by Mitch Kokai
Senior Political Analyst, John Locke Foundation
Democrats are trying to make the midterm elections a choice in two ways: a contrast with Republicans rather than simply a referendum on President Joe Biden and a contest defined by abortion rights.
From the White House down, Democrats are looking to use the Supreme Court’s Dobbs v. Jackson Women’s Health Organization decision overturning Roe v. Wade and federal protection of legal abortion to defy the historical odds and retain their narrow congressional majorities.
Previewing Biden’s speech to a rally hosted by the Democratic National Committee, marking the president’s return to the campaign trail ahead of Labor Day, White House press secretary Karine Jean-Pierre emphasized abortion. She said the administration remains “committed to restoring protections of Roe.” Jean-Pierre also framed the election as a “choice.”
The polling on this strategy is ambiguous. On the one hand, Dobbs is among several factors narrowing the enthusiasm gap between Republicans and Democrats as November looms. On the other, abortion still does not appear to be voters’ biggest priority.
A poll by Echelon Insights, a Republican firm, found that when asked which issue is most important to their vote in November, respondents picked reducing inflation over protecting abortion rights by a 39-point margin. Nearly two-thirds of likely voters said inflation to just 27% who named abortion. Even among Democrats and Democratic-leaning voters, abortion just barely edged inflation, 48% to 46%.
“The key issue is always the state of the economy,” Republican strategist Bradley Blakeman said. “To win in November, Republicans need to focus on the economy and resist the temptation to speak to social issues that are tempting but not helpful to winning.”

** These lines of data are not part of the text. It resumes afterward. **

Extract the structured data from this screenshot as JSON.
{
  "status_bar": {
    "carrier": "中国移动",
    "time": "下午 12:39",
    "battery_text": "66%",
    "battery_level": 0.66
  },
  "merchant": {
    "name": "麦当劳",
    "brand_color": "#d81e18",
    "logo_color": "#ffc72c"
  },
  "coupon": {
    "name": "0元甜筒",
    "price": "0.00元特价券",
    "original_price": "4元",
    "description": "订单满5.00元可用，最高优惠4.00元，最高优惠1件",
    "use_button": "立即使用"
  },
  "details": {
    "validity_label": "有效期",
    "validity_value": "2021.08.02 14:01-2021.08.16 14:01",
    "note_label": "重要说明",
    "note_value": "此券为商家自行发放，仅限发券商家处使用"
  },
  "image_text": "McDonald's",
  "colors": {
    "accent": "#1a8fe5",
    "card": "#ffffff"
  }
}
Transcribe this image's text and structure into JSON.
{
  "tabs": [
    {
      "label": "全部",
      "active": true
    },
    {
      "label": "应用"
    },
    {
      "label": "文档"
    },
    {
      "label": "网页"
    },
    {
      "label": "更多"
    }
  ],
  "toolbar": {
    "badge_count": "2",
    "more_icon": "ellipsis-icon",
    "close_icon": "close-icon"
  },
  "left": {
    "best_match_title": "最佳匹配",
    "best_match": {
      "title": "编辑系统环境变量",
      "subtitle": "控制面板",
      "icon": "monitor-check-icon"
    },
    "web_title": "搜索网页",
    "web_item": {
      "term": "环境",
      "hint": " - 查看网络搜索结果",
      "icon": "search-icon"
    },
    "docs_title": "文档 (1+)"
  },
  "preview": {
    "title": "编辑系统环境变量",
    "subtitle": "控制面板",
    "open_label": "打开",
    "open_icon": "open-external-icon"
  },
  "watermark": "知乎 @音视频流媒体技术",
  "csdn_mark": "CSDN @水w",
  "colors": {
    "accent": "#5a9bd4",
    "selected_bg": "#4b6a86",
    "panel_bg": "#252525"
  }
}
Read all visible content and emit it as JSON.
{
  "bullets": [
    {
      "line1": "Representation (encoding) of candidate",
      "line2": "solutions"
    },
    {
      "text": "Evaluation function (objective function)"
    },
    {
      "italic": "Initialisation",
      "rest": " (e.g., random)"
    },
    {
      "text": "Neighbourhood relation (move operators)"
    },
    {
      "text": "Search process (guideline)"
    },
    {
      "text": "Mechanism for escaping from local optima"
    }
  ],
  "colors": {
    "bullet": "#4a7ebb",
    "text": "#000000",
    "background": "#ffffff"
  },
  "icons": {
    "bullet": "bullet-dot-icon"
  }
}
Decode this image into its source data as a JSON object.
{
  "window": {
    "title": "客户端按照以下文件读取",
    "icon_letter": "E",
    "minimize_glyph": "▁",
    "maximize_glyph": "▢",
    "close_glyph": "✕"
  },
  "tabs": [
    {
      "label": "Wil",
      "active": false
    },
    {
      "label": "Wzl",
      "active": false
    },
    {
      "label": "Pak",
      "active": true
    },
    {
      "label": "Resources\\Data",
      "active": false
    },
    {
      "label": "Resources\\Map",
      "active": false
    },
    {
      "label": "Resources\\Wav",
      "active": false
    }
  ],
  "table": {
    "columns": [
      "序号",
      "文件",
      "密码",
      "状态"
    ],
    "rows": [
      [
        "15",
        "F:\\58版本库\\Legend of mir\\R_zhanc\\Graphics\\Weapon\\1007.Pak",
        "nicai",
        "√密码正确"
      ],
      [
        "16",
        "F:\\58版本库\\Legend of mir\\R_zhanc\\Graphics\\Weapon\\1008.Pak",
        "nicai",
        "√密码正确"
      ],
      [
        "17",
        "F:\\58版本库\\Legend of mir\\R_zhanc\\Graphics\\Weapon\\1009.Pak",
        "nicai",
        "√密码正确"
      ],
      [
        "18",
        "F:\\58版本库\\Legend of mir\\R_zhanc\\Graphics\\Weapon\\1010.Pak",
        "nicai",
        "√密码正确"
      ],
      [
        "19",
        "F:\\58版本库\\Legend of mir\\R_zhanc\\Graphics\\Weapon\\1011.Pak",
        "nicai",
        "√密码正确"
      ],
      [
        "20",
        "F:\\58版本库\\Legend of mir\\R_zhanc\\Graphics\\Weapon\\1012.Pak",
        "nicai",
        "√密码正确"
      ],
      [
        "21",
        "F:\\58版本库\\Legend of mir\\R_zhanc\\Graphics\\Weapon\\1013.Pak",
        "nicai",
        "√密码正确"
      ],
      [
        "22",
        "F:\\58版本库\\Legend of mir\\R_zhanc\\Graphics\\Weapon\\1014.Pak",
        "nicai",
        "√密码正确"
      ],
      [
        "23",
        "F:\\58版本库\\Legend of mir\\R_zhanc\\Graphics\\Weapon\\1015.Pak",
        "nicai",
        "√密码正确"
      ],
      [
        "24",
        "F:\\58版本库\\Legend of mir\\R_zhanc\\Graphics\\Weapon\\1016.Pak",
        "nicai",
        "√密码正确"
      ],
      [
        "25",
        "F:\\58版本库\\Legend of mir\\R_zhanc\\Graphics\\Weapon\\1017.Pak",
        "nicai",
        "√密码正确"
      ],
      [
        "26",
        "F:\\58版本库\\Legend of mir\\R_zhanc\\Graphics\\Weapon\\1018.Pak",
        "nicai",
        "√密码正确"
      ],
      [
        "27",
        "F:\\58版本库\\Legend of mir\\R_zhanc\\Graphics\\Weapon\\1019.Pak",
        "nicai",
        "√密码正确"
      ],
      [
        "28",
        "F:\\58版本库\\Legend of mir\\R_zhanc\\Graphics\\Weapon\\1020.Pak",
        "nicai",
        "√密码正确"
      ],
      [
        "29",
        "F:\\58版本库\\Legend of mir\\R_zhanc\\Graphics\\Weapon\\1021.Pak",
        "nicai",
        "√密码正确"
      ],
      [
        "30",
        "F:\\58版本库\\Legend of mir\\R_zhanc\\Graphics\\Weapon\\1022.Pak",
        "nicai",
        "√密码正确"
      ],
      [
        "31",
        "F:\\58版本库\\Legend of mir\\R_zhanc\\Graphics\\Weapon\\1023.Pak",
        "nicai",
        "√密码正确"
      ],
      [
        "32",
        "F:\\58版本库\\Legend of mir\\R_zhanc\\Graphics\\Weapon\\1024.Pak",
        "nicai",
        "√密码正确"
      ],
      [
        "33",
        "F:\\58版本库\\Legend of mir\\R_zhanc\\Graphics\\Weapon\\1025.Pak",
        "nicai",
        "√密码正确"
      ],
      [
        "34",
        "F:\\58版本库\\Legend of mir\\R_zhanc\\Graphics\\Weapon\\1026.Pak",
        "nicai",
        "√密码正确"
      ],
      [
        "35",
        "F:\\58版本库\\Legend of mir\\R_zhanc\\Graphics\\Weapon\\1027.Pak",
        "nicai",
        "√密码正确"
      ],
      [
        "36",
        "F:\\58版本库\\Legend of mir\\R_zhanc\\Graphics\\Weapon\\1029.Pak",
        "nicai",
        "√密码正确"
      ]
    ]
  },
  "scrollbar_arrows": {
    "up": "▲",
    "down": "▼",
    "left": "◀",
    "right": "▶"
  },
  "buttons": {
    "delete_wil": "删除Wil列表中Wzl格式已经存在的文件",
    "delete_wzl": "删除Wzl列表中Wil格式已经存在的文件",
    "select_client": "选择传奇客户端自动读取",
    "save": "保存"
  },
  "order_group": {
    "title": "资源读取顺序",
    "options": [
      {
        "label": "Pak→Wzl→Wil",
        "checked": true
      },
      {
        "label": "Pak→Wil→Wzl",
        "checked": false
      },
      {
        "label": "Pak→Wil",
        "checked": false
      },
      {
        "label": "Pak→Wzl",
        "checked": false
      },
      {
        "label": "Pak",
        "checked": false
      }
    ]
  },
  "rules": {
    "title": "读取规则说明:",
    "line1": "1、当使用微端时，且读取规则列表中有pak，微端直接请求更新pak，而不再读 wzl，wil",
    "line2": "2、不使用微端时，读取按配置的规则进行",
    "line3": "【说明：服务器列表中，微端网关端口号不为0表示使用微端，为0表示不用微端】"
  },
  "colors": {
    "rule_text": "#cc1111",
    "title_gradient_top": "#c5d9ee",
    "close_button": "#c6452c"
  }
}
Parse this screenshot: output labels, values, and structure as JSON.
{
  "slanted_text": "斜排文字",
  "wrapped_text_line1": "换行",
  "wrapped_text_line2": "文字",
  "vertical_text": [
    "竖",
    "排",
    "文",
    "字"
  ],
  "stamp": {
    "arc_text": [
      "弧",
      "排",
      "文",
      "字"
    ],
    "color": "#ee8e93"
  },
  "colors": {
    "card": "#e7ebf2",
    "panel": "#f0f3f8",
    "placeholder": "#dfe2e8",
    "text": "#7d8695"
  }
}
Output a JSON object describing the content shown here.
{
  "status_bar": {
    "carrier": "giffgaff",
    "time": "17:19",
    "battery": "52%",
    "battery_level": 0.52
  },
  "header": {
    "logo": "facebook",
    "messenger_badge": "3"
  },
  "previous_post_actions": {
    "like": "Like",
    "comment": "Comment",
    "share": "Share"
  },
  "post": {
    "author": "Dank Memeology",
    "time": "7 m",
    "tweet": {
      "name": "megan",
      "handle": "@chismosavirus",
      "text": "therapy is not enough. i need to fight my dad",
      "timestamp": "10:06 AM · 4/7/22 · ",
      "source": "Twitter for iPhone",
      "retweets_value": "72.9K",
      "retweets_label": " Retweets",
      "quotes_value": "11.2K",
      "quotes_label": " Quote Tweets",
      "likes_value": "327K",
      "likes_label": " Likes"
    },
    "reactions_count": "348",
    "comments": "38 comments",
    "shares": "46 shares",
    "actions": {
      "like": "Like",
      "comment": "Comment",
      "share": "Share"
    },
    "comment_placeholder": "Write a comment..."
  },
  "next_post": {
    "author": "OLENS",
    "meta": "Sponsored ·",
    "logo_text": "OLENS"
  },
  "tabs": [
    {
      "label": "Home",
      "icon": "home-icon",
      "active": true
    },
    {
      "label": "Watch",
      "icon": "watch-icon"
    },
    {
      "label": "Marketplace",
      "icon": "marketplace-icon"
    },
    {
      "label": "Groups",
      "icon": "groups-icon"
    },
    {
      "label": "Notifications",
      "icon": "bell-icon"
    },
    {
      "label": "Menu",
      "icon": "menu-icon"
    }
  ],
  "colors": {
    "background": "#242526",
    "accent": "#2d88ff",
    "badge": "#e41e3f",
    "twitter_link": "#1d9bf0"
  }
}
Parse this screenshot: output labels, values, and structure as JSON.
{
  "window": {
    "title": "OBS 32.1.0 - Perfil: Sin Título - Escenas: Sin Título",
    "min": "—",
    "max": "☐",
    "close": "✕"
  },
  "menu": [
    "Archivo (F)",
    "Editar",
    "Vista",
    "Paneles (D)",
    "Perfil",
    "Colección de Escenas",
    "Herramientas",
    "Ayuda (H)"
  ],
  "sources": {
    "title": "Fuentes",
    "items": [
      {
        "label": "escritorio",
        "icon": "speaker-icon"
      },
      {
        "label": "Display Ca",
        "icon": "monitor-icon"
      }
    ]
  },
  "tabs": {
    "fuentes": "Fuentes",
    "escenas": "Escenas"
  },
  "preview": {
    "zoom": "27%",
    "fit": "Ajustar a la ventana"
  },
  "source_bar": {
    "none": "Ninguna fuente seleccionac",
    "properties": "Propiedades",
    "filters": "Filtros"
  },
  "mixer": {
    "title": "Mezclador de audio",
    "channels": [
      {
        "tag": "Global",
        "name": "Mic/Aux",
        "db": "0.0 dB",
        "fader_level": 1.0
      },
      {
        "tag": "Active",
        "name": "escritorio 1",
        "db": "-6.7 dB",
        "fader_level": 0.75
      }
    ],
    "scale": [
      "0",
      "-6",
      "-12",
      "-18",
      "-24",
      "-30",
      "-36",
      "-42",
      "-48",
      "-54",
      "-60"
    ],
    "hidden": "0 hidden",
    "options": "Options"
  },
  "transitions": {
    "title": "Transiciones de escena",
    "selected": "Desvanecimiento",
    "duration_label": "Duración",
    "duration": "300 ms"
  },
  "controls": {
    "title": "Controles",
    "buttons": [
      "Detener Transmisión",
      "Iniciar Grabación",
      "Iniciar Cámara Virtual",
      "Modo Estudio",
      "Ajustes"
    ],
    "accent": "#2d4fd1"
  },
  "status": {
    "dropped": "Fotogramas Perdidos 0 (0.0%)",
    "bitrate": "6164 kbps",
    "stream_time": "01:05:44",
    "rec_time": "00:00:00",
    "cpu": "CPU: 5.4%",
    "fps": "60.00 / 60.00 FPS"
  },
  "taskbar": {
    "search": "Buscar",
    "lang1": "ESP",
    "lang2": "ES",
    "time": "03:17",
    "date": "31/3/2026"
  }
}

In July, a Washington Post poll that found majority support for a federal abortion rights law and an even bigger percentage of people who said Roe’s reversal was a major blow to women’s rights concluded that anti-abortion voters were more enthusiastic about voting in November.